The wait is almost over for the atmosphere and culinary traditions of Cuba! On October 30, Mojo Cuban Kitchen & Rum Bar, 1929 E. Grant Rd., the brainchild of restaurateurs Nick and Allison Schaefer, along with Chef Janet Balderas and sous chef and native Cuban Patricia Espinosa, opens. Hours of operation are to be determined.
On October 30, from 6:00 p.m.– 9:00 p.m., six legends of the Tucson culinary scene: Carlotta Flores, Jonathan Landeen, Jim Murphy, Donna Nordin, Janos Wilder and Alan Zeman, join forces with the Gastronomic Union of Tucson chefs for welcome cocktails and a six-course with wine pairings dinner at the Mountain Oyster Club, 6400 E. El Dorado Circle. Tickets are $225 plus tax and applicable fees.
Wishing you joy in the kitchen,
Shrimp Fra Diavolo
Yield: 4 servings
5 tablespoons olive oil
1 medium yellow onion, chopped
3 garlic cloves, minced
1 tablespoon red pepper flakes
1 14.5 oz. can diced fire-roasted diced tomatoes
3 tablespoons tomato paste
1 cup dry white wine – Pinot Grigio, Pinot Gris or Sauvignon Blanc
1 lb. large shrimp, peeled and deveined
1 teaspoon dried oregano
1 ½ teaspoons dried basil
½ cup fresh parsley, chopped
Freshly ground black pepper to taste
1. Pat shrimp dry and season with salt and 1 teaspoon red pepper flakes.
2. In a large skillet over medium-high heat, heat 2 tablespoons olive oil, then add shrimp and cook 30-45 seconds. Don’t cook all the way; they’ll finish cooking in the sauce. Transfer shrimp and juices to a plate and set aside.
3. In the same skillet over medium-high heat, heat 3 tablespoons olive oil until shimmering, then reduce heat to medium and add onion and garlic. Cook 5 minutes, stirring frequently until onion has softened and turned a light golden brown. Don’t let garlic burn. Add wine and cook until reduced by half.
3. Add tomatoes and tomato paste. Season with salt, pepper, oregano, basil and remaining red pepper. Bring to a boil, then lower heat to medium-low and simmer 10 minutes or until thickened.

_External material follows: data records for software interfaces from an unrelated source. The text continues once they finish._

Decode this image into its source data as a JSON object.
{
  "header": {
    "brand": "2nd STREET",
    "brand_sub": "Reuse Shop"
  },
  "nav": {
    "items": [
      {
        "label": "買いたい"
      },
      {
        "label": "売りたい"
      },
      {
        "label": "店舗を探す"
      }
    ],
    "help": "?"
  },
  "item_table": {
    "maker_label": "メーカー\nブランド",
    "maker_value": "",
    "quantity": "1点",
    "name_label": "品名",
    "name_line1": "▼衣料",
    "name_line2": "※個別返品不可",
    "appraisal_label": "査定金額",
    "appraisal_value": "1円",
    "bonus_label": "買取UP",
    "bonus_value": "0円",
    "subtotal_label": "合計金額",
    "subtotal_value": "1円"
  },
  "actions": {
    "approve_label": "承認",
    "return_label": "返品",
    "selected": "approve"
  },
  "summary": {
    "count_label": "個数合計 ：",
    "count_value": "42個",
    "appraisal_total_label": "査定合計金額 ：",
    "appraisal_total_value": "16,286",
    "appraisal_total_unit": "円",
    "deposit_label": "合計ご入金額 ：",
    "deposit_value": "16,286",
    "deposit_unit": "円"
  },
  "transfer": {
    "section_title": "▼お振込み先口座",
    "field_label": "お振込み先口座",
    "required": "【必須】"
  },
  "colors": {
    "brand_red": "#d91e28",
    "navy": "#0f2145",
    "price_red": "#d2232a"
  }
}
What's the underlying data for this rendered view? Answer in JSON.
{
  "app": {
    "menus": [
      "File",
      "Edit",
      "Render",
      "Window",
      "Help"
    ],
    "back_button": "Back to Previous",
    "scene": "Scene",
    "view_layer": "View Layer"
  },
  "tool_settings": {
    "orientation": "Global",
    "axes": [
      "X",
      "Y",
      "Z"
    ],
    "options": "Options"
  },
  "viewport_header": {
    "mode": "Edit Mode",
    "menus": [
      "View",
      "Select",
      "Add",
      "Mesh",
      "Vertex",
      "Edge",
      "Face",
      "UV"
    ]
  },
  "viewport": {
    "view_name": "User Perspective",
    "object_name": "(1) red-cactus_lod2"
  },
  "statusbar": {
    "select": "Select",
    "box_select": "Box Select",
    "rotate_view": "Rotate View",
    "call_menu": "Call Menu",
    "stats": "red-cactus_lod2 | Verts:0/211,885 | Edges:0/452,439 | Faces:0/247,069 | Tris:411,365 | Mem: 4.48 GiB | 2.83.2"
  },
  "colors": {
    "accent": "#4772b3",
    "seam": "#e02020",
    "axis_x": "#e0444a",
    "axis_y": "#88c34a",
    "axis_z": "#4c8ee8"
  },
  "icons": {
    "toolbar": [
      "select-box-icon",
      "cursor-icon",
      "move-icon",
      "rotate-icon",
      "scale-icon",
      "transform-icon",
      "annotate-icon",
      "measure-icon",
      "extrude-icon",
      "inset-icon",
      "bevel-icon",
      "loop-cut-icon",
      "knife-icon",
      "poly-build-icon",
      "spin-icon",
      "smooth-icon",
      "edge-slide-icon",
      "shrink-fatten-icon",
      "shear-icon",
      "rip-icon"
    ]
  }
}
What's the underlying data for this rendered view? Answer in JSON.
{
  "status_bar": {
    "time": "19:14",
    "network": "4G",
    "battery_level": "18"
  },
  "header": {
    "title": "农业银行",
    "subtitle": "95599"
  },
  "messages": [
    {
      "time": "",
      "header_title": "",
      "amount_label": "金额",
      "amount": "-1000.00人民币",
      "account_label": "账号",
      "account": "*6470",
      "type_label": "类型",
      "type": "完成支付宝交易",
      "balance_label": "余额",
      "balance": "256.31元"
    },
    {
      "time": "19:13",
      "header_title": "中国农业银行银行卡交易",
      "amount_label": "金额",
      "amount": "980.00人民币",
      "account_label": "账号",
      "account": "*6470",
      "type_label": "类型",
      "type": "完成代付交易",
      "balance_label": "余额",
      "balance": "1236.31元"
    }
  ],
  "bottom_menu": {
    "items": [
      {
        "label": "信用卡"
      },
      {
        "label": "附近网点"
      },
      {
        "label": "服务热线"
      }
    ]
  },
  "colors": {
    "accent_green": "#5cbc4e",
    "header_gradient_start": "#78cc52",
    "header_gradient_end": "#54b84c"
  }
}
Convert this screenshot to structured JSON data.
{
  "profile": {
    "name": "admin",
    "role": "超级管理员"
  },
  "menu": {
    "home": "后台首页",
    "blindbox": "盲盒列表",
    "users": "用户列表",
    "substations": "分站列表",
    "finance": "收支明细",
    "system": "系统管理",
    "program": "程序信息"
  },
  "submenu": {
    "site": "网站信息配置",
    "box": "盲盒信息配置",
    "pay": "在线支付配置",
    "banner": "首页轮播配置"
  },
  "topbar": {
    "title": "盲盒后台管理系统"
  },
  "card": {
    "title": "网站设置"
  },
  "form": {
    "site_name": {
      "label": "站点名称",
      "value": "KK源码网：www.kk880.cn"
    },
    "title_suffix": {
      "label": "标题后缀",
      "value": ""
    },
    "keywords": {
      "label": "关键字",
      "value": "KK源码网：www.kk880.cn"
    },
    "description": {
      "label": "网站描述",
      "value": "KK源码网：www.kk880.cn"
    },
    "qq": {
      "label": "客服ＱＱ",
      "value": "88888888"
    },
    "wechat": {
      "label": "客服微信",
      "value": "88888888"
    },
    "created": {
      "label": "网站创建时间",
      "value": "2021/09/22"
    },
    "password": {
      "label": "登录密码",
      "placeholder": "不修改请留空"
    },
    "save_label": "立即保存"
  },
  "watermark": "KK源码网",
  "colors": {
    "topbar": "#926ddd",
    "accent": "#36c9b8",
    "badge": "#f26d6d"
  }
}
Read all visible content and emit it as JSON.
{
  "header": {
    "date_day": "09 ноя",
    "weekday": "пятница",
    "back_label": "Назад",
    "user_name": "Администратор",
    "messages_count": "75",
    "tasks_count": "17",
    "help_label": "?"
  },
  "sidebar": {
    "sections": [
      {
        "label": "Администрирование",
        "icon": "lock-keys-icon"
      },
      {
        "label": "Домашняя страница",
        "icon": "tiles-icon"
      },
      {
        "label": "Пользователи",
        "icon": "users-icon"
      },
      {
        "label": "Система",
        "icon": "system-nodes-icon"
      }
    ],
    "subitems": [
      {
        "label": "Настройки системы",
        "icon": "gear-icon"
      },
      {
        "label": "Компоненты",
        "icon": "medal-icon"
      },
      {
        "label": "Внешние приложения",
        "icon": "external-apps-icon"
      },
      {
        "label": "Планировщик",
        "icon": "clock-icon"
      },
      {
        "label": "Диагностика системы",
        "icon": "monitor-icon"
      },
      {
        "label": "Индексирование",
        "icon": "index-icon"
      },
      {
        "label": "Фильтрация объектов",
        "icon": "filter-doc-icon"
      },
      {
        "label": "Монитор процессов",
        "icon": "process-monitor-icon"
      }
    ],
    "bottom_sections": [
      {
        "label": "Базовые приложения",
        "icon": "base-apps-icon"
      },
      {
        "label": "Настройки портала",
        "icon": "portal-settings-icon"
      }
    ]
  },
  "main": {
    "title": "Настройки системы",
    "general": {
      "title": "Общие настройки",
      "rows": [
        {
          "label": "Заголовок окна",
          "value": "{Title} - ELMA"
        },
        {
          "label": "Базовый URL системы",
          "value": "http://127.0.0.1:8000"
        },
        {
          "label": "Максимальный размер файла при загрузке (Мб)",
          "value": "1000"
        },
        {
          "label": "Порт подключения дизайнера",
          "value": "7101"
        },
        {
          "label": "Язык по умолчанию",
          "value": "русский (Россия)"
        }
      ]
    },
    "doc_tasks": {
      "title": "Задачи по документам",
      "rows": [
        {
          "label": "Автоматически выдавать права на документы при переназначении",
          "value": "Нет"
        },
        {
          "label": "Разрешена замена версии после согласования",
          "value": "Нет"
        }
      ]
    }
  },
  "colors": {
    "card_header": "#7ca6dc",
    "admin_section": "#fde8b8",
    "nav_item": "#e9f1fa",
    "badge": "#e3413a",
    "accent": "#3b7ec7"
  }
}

4. Return shrimp to skillet, nestling them into the sauce. Cook 1 minute or until shrimp is pink and warmed through. Serve with linguine and garnish with parsley.
Note: For a spicier version, add more red pepper flakes or chopped hot peppers either to the sauce or when sautéing onions and garlic.